You can buy specialist potato sacks online or in your local garden centre. You will notice that they usually have a hole or flap towards the base. This makes it easy to access your potatoes when it comes to harvest time, without having to empty the entire bag.
Salad varieties or early potatoes are the best types when growing in bags or small spaces.
Cover the bottom of your container with some compost that is around 10cm deep. Place the potato tubers with the eyes (shoots) facing up. Make sure they are around 30cm apart and cover them with another layer of compost that is around 10cm deep so that the tubers are covered.
As the foliage of the potato plant begins to grow, you will need to protect the tubers from the sun by adding some additional compost. Leave around 2-3cm of the foliage sticking out from the top of the soil and repeating as necessary, until your potato sack or pot has almost reached the top.
The foliage will continue to grow and blossom and you will be able to start your harvest around 10-12 weeks from planting for first earlies, usually in June or July if you’re from the UK. Second earlies will be ready in July or August. You can have a little dig around in the soil without disturbing the plant too much, to see if they’re ready yet. New potatoes will be smaller than a maincrop potato but they don’t store well, so only dig them up when you intend to use them.
Planting Potatoes FAQ
The reason for seed potatoes is that they are free from any potentially damaging diseases, which can render your beds totally useless if introduced into the soil. It’s simply better to be safe than sorry and you can ensure that you will get the most from your hard work tending to your crop.
This simply refers to roughly when the potatoes will be ready to harvest, the first earlies tend to be smaller, like a salad potato and are usually ready from the beginning of June. Maincrop will be in the ground longer, but will give you a larger potato. If you are unsure, have a little dig around and see what you can find, if the potatoes are still small then leave them for a little bit longer. First and Second Earlies are the types to choose if you want to grow potatoes in containers.

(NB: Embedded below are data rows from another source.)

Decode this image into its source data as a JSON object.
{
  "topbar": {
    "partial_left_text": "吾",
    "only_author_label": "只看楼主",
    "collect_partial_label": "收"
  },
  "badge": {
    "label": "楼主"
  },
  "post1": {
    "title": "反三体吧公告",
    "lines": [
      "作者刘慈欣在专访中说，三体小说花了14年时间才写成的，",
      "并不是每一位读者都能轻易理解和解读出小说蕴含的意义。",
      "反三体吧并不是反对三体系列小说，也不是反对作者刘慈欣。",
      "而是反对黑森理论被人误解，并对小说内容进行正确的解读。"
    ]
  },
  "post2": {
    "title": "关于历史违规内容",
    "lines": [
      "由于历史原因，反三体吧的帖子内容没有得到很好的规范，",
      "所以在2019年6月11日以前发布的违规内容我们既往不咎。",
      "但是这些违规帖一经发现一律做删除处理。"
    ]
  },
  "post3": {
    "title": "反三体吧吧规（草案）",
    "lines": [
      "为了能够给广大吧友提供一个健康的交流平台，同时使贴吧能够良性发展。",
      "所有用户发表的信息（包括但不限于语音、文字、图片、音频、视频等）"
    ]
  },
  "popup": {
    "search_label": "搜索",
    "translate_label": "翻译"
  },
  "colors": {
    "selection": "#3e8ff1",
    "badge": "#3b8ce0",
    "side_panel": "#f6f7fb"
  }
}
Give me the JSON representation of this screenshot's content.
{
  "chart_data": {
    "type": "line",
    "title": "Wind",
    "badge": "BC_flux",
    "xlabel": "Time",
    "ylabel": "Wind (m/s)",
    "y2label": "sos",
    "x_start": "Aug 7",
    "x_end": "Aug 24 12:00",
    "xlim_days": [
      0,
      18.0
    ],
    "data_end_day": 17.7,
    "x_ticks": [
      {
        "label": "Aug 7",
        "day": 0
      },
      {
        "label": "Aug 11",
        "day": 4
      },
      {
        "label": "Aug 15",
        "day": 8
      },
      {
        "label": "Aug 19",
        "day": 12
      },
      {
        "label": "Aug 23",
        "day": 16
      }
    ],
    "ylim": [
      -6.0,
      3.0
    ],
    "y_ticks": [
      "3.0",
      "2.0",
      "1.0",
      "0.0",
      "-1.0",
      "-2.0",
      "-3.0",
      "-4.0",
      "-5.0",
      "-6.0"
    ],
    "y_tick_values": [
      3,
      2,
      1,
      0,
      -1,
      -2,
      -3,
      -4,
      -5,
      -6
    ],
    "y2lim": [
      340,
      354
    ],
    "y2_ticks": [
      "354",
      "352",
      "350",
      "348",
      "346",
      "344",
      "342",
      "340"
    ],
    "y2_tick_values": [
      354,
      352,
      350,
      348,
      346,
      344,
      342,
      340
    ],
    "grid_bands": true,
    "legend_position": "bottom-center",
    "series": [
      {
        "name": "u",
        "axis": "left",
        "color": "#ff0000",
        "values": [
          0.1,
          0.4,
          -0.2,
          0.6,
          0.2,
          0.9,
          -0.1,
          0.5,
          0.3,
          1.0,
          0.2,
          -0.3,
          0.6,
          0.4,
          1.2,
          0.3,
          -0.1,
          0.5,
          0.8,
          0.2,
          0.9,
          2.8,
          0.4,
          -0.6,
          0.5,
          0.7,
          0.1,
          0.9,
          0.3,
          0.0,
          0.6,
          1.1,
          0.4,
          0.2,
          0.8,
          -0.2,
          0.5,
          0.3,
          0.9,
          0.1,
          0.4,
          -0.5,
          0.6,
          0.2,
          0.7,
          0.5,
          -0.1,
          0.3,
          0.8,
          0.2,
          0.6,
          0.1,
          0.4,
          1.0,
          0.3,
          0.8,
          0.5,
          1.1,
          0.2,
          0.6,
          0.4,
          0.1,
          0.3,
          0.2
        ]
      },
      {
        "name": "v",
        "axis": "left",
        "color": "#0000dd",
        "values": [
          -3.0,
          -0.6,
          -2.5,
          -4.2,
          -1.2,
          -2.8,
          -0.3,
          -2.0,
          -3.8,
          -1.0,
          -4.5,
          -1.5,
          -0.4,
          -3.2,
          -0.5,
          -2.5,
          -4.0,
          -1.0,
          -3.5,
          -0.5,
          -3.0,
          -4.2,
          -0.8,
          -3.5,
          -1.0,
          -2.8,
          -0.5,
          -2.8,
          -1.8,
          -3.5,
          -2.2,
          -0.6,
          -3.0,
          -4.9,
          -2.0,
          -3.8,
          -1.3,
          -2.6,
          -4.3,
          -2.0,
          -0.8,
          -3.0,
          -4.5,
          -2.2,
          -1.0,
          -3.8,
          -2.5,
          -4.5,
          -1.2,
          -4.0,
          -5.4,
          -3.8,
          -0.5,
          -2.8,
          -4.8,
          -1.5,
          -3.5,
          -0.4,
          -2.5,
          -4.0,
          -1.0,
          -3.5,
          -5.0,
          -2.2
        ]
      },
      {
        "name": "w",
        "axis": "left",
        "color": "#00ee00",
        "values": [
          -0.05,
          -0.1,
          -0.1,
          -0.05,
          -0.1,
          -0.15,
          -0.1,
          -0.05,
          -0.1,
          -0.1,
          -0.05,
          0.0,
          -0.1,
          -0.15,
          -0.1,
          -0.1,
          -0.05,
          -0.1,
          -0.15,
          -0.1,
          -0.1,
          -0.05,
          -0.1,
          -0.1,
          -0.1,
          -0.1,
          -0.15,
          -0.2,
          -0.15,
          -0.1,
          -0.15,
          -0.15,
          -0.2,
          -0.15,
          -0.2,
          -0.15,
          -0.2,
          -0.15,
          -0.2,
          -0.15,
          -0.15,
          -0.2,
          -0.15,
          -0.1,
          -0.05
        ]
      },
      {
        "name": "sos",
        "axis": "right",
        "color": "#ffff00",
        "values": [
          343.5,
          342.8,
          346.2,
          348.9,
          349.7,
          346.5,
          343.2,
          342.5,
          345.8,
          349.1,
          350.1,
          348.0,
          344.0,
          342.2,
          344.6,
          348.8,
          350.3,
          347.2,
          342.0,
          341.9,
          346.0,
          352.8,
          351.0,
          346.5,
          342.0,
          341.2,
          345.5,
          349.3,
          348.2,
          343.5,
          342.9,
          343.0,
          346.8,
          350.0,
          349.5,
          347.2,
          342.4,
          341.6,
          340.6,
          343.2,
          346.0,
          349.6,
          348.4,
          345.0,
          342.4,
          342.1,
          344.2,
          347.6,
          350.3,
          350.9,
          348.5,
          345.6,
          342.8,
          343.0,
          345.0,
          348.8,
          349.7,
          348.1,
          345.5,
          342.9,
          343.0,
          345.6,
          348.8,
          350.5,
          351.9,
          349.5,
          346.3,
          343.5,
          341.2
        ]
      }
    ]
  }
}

Chitting refers to a process carried out about 6 weeks before planting, potatoes are stored to grow “eyes”. This is where the plant will eventually sprout from. There has long been a debate as to whether it is totally necessary, I have tried both methods and found other factors such as the weather, feeding the crop and how much you water them really played a much more important part.
In the UK, the best time to plant is in spring from March to May but you can also plant at the end of the summer and get a crop for the winter (although you might not get as many in your harvest).
At first, it is a good idea to water the ground every 4-5 days. When the plants begin to show, keep the ground moist every 1-2 days and stop watering when the foliage begins to turns yellow and die back.
For maincrop potatoes, they will be ready to harvest when the foliage dies back. You can keep the potatoes in the ground until you need them, provided the weather stays dry. Be careful when harvesting to ensure you don’t pierce your potatoes as you dig them up. If you are planting first earlies, they are usually ready in around 10-12 weeks and second earlies in around 12-16 weeks. Have a little dig around in the soil, if you’re unsure, to see what you find.